**Your task:** Repeat every record below exactly, omitting any pictures.

##### Dataset entries #####

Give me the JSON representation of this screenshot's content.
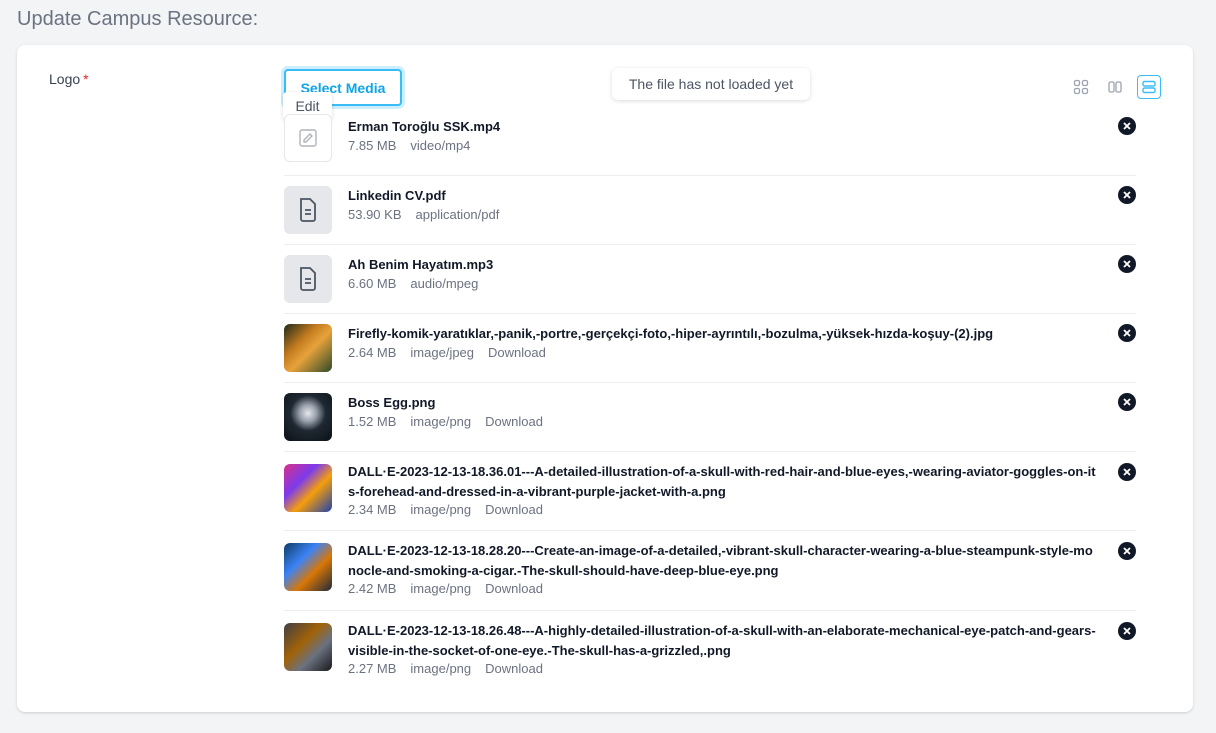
{
  "page": {
    "title": "Update Campus Resource:"
  },
  "field": {
    "label": "Logo",
    "required_mark": "*"
  },
  "media": {
    "select_label": "Select Media",
    "edit_label": "Edit"
  },
  "toast": {
    "message": "The file has not loaded yet"
  },
  "views": [
    "grid-view-icon",
    "columns-view-icon",
    "list-view-icon"
  ],
  "active_view": "list",
  "colors": {
    "accent": "#38bdf8",
    "remove": "#111827",
    "required": "#dc2626"
  },
  "files": [
    {
      "name": "Erman Toroğlu SSK.mp4",
      "size": "7.85 MB",
      "type": "video/mp4",
      "download": "",
      "thumb": "video-icon"
    },
    {
      "name": "Linkedin CV.pdf",
      "size": "53.90 KB",
      "type": "application/pdf",
      "download": "",
      "thumb": "document-icon"
    },
    {
      "name": "Ah Benim Hayatım.mp3",
      "size": "6.60 MB",
      "type": "audio/mpeg",
      "download": "",
      "thumb": "document-icon"
    },
    {
      "name": "Firefly-komik-yaratıklar,-panik,-portre,-gerçekçi-foto,-hiper-ayrıntılı,-bozulma,-yüksek-hızda-koşuy-(2).jpg",
      "size": "2.64 MB",
      "type": "image/jpeg",
      "download": "Download",
      "thumb": "image-thumb"
    },
    {
      "name": "Boss Egg.png",
      "size": "1.52 MB",
      "type": "image/png",
      "download": "Download",
      "thumb": "image-thumb"
    },
    {
      "name": "DALL·E-2023-12-13-18.36.01---A-detailed-illustration-of-a-skull-with-red-hair-and-blue-eyes,-wearing-aviator-goggles-on-its-forehead-and-dressed-in-a-vibrant-purple-jacket-with-a.png",
      "size": "2.34 MB",
      "type": "image/png",
      "download": "Download",
      "thumb": "image-thumb"
    },
    {
      "name": "DALL·E-2023-12-13-18.28.20---Create-an-image-of-a-detailed,-vibrant-skull-character-wearing-a-blue-steampunk-style-monocle-and-smoking-a-cigar.-The-skull-should-have-deep-blue-eye.png",
      "size": "2.42 MB",
      "type": "image/png",
      "download": "Download",
      "thumb": "image-thumb"
    },
    {
      "name": "DALL·E-2023-12-13-18.26.48---A-highly-detailed-illustration-of-a-skull-with-an-elaborate-mechanical-eye-patch-and-gears-visible-in-the-socket-of-one-eye.-The-skull-has-a-grizzled,.png",
      "size": "2.27 MB",
      "type": "image/png",
      "download": "Download",
      "thumb": "image-thumb"
    }
  ]
}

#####

**Exercise solution:**
Give me the JSON representation of this screenshot's content.
{
  "page": {
    "title": "Update Campus Resource:"
  },
  "field": {
    "label": "Logo",
    "required_mark": "*"
  },
  "media": {
    "select_label": "Select Media",
    "edit_label": "Edit"
  },
  "toast": {
    "message": "The file has not loaded yet"
  },
  "views": [
    "grid-view-icon",
    "columns-view-icon",
    "list-view-icon"
  ],
  "active_view": "list",
  "colors": {
    "accent": "#38bdf8",
    "remove": "#111827",
    "required": "#dc2626"
  },
  "files": [
    {
      "name": "Erman Toroğlu SSK.mp4",
      "size": "7.85 MB",
      "type": "video/mp4",
      "download": "",
      "thumb": "video-icon"
    },
    {
      "name": "Linkedin CV.pdf",
      "size": "53.90 KB",
      "type": "application/pdf",
      "download": "",
      "thumb": "document-icon"
    },
    {
      "name": "Ah Benim Hayatım.mp3",
      "size": "6.60 MB",
      "type": "audio/mpeg",
      "download": "",
      "thumb": "document-icon"
    },
    {
      "name": "Firefly-komik-yaratıklar,-panik,-portre,-gerçekçi-foto,-hiper-ayrıntılı,-bozulma,-yüksek-hızda-koşuy-(2).jpg",
      "size": "2.64 MB",
      "type": "image/jpeg",
      "download": "Download",
      "thumb": "image-thumb"
    },
    {
      "name": "Boss Egg.png",
      "size": "1.52 MB",
      "type": "image/png",
      "download": "Download",
      "thumb": "image-thumb"
    },
    {
      "name": "DALL·E-2023-12-13-18.36.01---A-detailed-illustration-of-a-skull-with-red-hair-and-blue-eyes,-wearing-aviator-goggles-on-its-forehead-and-dressed-in-a-vibrant-purple-jacket-with-a.png",
      "size": "2.34 MB",
      "type": "image/png",
      "download": "Download",
      "thumb": "image-thumb"
    },
    {
      "name": "DALL·E-2023-12-13-18.28.20---Create-an-image-of-a-detailed,-vibrant-skull-character-wearing-a-blue-steampunk-style-monocle-and-smoking-a-cigar.-The-skull-should-have-deep-blue-eye.png",
      "size": "2.42 MB",
      "type": "image/png",
      "download": "Download",
      "thumb": "image-thumb"
    },
    {
      "name": "DALL·E-2023-12-13-18.26.48---A-highly-detailed-illustration-of-a-skull-with-an-elaborate-mechanical-eye-patch-and-gears-visible-in-the-socket-of-one-eye.-The-skull-has-a-grizzled,.png",
      "size": "2.27 MB",
      "type": "image/png",
      "download": "Download",
      "thumb": "image-thumb"
    }
  ]
}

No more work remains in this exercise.